>>>>>
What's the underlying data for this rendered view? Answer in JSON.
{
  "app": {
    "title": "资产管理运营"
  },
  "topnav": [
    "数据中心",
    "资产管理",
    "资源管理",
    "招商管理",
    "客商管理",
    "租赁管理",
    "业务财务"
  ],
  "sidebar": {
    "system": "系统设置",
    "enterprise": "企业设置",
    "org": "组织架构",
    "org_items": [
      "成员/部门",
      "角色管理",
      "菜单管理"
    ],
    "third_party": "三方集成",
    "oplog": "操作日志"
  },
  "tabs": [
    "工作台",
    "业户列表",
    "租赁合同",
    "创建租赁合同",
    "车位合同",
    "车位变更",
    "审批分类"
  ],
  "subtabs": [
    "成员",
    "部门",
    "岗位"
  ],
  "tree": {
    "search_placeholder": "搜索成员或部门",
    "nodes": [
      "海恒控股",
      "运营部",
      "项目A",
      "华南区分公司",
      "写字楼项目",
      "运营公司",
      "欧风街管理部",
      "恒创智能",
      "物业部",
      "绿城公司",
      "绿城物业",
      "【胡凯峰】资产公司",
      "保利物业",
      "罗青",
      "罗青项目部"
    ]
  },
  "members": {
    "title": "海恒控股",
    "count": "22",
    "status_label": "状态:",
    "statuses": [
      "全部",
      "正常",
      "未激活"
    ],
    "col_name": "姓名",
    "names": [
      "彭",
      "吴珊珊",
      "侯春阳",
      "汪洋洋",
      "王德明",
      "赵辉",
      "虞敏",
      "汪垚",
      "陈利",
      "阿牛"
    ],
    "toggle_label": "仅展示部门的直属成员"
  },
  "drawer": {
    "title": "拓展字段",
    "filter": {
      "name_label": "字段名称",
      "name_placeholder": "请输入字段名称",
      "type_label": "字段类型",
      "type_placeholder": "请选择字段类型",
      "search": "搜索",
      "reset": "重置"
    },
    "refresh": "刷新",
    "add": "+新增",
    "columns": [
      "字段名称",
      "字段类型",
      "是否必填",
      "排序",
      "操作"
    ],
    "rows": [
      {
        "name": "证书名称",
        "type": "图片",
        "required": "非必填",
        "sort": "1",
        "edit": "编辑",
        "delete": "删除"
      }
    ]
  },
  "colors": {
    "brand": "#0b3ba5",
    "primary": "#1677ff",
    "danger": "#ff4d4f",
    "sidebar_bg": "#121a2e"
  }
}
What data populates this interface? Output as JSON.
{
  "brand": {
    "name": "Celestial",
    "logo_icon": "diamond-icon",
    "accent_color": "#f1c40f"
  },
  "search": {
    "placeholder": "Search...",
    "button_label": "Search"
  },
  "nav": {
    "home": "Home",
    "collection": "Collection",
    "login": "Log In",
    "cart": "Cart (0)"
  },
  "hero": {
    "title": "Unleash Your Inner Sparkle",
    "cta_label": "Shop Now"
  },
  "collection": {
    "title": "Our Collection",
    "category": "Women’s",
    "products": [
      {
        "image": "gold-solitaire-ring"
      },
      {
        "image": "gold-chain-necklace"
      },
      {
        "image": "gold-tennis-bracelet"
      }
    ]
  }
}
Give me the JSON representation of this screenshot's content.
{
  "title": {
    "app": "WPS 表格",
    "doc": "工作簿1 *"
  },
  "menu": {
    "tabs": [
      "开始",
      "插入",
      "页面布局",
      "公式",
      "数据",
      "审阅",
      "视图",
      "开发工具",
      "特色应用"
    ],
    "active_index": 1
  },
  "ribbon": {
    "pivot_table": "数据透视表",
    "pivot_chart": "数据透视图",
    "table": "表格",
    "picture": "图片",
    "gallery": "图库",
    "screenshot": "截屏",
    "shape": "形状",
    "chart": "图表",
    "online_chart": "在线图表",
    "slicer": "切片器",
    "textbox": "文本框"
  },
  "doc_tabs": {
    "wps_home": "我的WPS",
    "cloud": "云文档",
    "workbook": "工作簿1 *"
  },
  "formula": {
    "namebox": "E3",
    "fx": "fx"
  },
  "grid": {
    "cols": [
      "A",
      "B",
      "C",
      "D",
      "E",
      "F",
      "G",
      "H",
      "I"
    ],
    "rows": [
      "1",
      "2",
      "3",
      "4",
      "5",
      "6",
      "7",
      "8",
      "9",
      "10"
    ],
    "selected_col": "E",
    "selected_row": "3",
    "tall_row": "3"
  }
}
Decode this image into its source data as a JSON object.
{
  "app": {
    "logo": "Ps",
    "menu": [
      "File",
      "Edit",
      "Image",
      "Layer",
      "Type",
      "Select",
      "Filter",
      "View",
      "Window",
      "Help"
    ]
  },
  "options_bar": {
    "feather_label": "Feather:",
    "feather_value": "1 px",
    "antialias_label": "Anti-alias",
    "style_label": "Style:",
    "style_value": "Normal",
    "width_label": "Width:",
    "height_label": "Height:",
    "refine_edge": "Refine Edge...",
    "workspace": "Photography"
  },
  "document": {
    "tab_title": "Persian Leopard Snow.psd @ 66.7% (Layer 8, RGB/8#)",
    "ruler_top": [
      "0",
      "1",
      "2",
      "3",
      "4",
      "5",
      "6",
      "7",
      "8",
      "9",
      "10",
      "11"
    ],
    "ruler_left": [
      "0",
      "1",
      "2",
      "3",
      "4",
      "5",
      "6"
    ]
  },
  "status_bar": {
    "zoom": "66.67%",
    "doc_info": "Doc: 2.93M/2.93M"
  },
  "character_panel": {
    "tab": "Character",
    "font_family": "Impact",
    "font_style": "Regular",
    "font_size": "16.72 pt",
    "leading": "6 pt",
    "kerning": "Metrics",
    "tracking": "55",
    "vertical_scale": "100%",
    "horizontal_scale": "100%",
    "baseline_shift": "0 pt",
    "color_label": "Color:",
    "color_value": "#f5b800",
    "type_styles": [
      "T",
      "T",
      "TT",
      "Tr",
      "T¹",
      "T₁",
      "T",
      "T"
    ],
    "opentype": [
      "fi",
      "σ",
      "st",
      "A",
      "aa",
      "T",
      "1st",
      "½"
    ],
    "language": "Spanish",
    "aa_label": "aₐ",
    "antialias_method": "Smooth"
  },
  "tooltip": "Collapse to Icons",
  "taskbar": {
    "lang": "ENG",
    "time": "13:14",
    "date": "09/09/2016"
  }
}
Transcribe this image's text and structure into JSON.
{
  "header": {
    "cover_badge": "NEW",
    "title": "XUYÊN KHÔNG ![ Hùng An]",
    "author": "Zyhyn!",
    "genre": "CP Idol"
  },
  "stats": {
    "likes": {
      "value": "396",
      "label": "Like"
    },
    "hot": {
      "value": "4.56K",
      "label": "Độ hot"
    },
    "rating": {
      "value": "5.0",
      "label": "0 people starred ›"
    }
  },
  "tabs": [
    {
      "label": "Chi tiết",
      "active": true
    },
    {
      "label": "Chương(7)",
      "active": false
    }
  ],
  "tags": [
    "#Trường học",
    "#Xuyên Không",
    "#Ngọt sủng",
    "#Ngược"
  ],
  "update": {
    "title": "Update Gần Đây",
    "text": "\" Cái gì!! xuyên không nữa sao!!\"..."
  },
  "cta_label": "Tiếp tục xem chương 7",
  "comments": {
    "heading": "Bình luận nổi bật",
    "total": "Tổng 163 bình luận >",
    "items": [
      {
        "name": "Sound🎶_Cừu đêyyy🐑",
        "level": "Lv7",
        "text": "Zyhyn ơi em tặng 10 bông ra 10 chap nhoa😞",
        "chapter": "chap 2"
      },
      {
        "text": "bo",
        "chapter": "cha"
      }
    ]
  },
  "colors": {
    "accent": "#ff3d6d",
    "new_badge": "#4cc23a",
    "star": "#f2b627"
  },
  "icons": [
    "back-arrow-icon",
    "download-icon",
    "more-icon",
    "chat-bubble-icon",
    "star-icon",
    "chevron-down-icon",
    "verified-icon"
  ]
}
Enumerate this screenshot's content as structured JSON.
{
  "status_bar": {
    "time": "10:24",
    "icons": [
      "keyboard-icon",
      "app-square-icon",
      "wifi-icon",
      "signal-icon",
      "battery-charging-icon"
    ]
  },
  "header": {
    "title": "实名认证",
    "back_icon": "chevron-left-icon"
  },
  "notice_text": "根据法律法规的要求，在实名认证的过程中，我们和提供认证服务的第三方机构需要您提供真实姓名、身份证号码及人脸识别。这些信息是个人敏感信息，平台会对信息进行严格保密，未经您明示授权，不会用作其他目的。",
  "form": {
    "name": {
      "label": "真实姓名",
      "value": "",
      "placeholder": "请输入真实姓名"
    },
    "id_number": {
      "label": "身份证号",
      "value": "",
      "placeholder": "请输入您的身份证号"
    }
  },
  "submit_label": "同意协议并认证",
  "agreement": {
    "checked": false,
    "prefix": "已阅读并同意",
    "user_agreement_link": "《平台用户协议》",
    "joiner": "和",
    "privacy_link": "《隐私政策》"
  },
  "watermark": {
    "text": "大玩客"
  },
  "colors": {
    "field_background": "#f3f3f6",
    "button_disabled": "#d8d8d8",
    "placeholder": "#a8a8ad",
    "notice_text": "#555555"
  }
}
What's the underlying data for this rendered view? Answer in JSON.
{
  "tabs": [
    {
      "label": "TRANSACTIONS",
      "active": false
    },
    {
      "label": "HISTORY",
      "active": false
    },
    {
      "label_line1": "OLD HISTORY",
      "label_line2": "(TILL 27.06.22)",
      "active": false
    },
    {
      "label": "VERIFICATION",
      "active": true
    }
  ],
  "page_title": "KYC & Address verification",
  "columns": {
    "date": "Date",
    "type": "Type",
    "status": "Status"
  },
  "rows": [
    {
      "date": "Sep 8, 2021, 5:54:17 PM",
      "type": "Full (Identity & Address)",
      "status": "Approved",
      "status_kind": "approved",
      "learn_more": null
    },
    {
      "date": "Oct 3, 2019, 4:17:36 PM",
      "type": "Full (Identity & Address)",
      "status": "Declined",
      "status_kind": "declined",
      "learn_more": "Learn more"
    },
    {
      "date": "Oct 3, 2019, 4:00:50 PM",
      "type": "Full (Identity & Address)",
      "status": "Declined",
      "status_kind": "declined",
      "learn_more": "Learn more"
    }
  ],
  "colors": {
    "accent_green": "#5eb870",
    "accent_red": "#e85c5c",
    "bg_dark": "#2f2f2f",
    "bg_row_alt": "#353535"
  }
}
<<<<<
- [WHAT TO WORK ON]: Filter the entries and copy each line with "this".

- [EXERCISE RESPONSE]:
What's the underlying data for this rendered view? Answer in JSON.
What data populates this interface? Output as JSON.
Give me the JSON representation of this screenshot's content.
Decode this image into its source data as a JSON object.
Transcribe this image's text and structure into JSON.
Enumerate this screenshot's content as structured JSON.
What's the underlying data for this rendered view? Answer in JSON.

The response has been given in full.